• SUPPLIED DATA:
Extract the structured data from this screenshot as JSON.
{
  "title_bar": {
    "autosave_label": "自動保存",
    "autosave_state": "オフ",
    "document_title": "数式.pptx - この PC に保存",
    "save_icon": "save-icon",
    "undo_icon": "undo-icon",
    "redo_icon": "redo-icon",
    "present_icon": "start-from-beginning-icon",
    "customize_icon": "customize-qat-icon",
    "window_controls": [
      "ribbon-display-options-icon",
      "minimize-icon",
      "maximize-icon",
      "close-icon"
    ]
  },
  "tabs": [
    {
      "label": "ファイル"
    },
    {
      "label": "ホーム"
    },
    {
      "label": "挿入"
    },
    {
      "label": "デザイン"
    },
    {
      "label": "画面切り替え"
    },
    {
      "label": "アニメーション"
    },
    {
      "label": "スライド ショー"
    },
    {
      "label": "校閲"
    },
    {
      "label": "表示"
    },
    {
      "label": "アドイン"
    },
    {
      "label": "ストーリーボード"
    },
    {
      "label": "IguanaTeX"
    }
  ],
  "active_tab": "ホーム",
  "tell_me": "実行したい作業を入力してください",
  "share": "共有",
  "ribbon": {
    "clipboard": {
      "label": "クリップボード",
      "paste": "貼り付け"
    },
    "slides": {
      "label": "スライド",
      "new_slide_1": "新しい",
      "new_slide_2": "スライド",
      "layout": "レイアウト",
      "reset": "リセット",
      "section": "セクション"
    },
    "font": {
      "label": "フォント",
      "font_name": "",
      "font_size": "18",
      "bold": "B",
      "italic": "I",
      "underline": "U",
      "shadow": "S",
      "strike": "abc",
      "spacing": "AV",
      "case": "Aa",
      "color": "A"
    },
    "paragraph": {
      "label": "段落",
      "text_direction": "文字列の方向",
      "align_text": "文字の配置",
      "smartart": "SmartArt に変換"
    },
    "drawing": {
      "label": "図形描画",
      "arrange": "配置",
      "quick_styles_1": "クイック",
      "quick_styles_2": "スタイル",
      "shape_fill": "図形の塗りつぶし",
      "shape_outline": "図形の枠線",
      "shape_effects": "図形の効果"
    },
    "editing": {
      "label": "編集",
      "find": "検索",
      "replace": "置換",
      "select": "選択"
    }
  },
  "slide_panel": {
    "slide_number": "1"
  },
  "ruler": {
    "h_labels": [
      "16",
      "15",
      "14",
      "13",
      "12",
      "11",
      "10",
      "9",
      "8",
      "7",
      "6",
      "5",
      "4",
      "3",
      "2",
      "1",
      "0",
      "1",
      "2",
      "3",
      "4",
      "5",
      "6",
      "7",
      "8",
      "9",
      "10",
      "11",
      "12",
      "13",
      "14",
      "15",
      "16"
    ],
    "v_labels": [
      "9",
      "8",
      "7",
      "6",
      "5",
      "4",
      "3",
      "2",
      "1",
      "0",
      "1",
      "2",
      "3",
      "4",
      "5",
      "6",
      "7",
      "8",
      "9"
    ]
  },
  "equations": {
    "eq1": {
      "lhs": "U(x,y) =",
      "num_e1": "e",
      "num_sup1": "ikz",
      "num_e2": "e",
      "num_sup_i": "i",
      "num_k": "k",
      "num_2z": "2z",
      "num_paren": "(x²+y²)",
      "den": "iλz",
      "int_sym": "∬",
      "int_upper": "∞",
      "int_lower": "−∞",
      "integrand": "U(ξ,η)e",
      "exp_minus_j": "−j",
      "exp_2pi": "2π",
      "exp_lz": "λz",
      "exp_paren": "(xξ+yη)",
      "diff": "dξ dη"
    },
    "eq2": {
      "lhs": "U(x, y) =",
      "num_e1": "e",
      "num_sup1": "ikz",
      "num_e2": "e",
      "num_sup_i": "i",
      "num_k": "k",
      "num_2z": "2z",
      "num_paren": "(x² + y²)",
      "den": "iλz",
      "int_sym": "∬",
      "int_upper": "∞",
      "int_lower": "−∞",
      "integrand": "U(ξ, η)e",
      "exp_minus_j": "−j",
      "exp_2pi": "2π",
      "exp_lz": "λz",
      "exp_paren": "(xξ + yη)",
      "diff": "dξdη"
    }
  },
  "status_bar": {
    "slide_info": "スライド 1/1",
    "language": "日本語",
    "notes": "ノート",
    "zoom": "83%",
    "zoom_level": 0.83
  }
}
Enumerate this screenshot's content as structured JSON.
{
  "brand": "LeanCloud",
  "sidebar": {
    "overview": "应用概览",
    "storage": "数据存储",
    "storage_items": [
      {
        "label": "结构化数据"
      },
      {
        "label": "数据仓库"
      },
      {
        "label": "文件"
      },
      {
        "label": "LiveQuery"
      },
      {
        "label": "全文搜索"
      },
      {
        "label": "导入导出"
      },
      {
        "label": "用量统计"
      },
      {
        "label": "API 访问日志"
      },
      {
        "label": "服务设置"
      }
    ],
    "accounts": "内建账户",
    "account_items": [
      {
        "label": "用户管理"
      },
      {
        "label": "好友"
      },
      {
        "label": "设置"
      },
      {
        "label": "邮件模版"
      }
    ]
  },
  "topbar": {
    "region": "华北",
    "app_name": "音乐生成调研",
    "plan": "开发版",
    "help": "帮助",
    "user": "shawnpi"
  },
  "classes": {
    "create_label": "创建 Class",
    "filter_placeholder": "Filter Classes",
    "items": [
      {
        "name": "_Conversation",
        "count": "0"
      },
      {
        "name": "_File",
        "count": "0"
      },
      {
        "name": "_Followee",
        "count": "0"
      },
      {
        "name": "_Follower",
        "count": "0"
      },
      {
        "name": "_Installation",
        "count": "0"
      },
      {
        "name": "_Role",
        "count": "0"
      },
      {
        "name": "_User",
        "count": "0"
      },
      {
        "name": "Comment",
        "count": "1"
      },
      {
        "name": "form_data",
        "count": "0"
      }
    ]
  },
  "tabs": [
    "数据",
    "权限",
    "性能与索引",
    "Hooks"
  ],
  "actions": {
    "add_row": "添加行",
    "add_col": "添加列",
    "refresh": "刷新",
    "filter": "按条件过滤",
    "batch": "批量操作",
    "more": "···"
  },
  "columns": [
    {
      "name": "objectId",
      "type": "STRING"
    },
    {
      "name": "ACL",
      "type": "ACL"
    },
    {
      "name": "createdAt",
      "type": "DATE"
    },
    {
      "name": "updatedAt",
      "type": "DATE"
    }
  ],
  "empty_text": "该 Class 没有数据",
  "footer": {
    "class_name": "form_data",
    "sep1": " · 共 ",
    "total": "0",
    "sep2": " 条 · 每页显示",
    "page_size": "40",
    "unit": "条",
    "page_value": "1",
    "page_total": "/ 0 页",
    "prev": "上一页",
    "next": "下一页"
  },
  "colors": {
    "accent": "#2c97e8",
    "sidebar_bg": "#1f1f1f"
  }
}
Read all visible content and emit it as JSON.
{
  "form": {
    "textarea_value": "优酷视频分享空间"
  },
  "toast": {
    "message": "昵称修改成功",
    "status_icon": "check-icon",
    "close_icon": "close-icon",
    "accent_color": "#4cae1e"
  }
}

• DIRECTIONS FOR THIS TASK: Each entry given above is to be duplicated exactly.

• TASK ANSWER:
Extract the structured data from this screenshot as JSON.
{
  "title_bar": {
    "autosave_label": "自動保存",
    "autosave_state": "オフ",
    "document_title": "数式.pptx - この PC に保存",
    "save_icon": "save-icon",
    "undo_icon": "undo-icon",
    "redo_icon": "redo-icon",
    "present_icon": "start-from-beginning-icon",
    "customize_icon": "customize-qat-icon",
    "window_controls": [
      "ribbon-display-options-icon",
      "minimize-icon",
      "maximize-icon",
      "close-icon"
    ]
  },
  "tabs": [
    {
      "label": "ファイル"
    },
    {
      "label": "ホーム"
    },
    {
      "label": "挿入"
    },
    {
      "label": "デザイン"
    },
    {
      "label": "画面切り替え"
    },
    {
      "label": "アニメーション"
    },
    {
      "label": "スライド ショー"
    },
    {
      "label": "校閲"
    },
    {
      "label": "表示"
    },
    {
      "label": "アドイン"
    },
    {
      "label": "ストーリーボード"
    },
    {
      "label": "IguanaTeX"
    }
  ],
  "active_tab": "ホーム",
  "tell_me": "実行したい作業を入力してください",
  "share": "共有",
  "ribbon": {
    "clipboard": {
      "label": "クリップボード",
      "paste": "貼り付け"
    },
    "slides": {
      "label": "スライド",
      "new_slide_1": "新しい",
      "new_slide_2": "スライド",
      "layout": "レイアウト",
      "reset": "リセット",
      "section": "セクション"
    },
    "font": {
      "label": "フォント",
      "font_name": "",
      "font_size": "18",
      "bold": "B",
      "italic": "I",
      "underline": "U",
      "shadow": "S",
      "strike": "abc",
      "spacing": "AV",
      "case": "Aa",
      "color": "A"
    },
    "paragraph": {
      "label": "段落",
      "text_direction": "文字列の方向",
      "align_text": "文字の配置",
      "smartart": "SmartArt に変換"
    },
    "drawing": {
      "label": "図形描画",
      "arrange": "配置",
      "quick_styles_1": "クイック",
      "quick_styles_2": "スタイル",
      "shape_fill": "図形の塗りつぶし",
      "shape_outline": "図形の枠線",
      "shape_effects": "図形の効果"
    },
    "editing": {
      "label": "編集",
      "find": "検索",
      "replace": "置換",
      "select": "選択"
    }
  },
  "slide_panel": {
    "slide_number": "1"
  },
  "ruler": {
    "h_labels": [
      "16",
      "15",
      "14",
      "13",
      "12",
      "11",
      "10",
      "9",
      "8",
      "7",
      "6",
      "5",
      "4",
      "3",
      "2",
      "1",
      "0",
      "1",
      "2",
      "3",
      "4",
      "5",
      "6",
      "7",
      "8",
      "9",
      "10",
      "11",
      "12",
      "13",
      "14",
      "15",
      "16"
    ],
    "v_labels": [
      "9",
      "8",
      "7",
      "6",
      "5",
      "4",
      "3",
      "2",
      "1",
      "0",
      "1",
      "2",
      "3",
      "4",
      "5",
      "6",
      "7",
      "8",
      "9"
    ]
  },
  "equations": {
    "eq1": {
      "lhs": "U(x,y) =",
      "num_e1": "e",
      "num_sup1": "ikz",
      "num_e2": "e",
      "num_sup_i": "i",
      "num_k": "k",
      "num_2z": "2z",
      "num_paren": "(x²+y²)",
      "den": "iλz",
      "int_sym": "∬",
      "int_upper": "∞",
      "int_lower": "−∞",
      "integrand": "U(ξ,η)e",
      "exp_minus_j": "−j",
      "exp_2pi": "2π",
      "exp_lz": "λz",
      "exp_paren": "(xξ+yη)",
      "diff": "dξ dη"
    },
    "eq2": {
      "lhs": "U(x, y) =",
      "num_e1": "e",
      "num_sup1": "ikz",
      "num_e2": "e",
      "num_sup_i": "i",
      "num_k": "k",
      "num_2z": "2z",
      "num_paren": "(x² + y²)",
      "den": "iλz",
      "int_sym": "∬",
      "int_upper": "∞",
      "int_lower": "−∞",
      "integrand": "U(ξ, η)e",
      "exp_minus_j": "−j",
      "exp_2pi": "2π",
      "exp_lz": "λz",
      "exp_paren": "(xξ + yη)",
      "diff": "dξdη"
    }
  },
  "status_bar": {
    "slide_info": "スライド 1/1",
    "language": "日本語",
    "notes": "ノート",
    "zoom": "83%",
    "zoom_level": 0.83
  }
}
Enumerate this screenshot's content as structured JSON.
{
  "brand": "LeanCloud",
  "sidebar": {
    "overview": "应用概览",
    "storage": "数据存储",
    "storage_items": [
      {
        "label": "结构化数据"
      },
      {
        "label": "数据仓库"
      },
      {
        "label": "文件"
      },
      {
        "label": "LiveQuery"
      },
      {
        "label": "全文搜索"
      },
      {
        "label": "导入导出"
      },
      {
        "label": "用量统计"
      },
      {
        "label": "API 访问日志"
      },
      {
        "label": "服务设置"
      }
    ],
    "accounts": "内建账户",
    "account_items": [
      {
        "label": "用户管理"
      },
      {
        "label": "好友"
      },
      {
        "label": "设置"
      },
      {
        "label": "邮件模版"
      }
    ]
  },
  "topbar": {
    "region": "华北",
    "app_name": "音乐生成调研",
    "plan": "开发版",
    "help": "帮助",
    "user": "shawnpi"
  },
  "classes": {
    "create_label": "创建 Class",
    "filter_placeholder": "Filter Classes",
    "items": [
      {
        "name": "_Conversation",
        "count": "0"
      },
      {
        "name": "_File",
        "count": "0"
      },
      {
        "name": "_Followee",
        "count": "0"
      },
      {
        "name": "_Follower",
        "count": "0"
      },
      {
        "name": "_Installation",
        "count": "0"
      },
      {
        "name": "_Role",
        "count": "0"
      },
      {
        "name": "_User",
        "count": "0"
      },
      {
        "name": "Comment",
        "count": "1"
      },
      {
        "name": "form_data",
        "count": "0"
      }
    ]
  },
  "tabs": [
    "数据",
    "权限",
    "性能与索引",
    "Hooks"
  ],
  "actions": {
    "add_row": "添加行",
    "add_col": "添加列",
    "refresh": "刷新",
    "filter": "按条件过滤",
    "batch": "批量操作",
    "more": "···"
  },
  "columns": [
    {
      "name": "objectId",
      "type": "STRING"
    },
    {
      "name": "ACL",
      "type": "ACL"
    },
    {
      "name": "createdAt",
      "type": "DATE"
    },
    {
      "name": "updatedAt",
      "type": "DATE"
    }
  ],
  "empty_text": "该 Class 没有数据",
  "footer": {
    "class_name": "form_data",
    "sep1": " · 共 ",
    "total": "0",
    "sep2": " 条 · 每页显示",
    "page_size": "40",
    "unit": "条",
    "page_value": "1",
    "page_total": "/ 0 页",
    "prev": "上一页",
    "next": "下一页"
  },
  "colors": {
    "accent": "#2c97e8",
    "sidebar_bg": "#1f1f1f"
  }
}
Read all visible content and emit it as JSON.
{
  "form": {
    "textarea_value": "优酷视频分享空间"
  },
  "toast": {
    "message": "昵称修改成功",
    "status_icon": "check-icon",
    "close_icon": "close-icon",
    "accent_color": "#4cae1e"
  }
}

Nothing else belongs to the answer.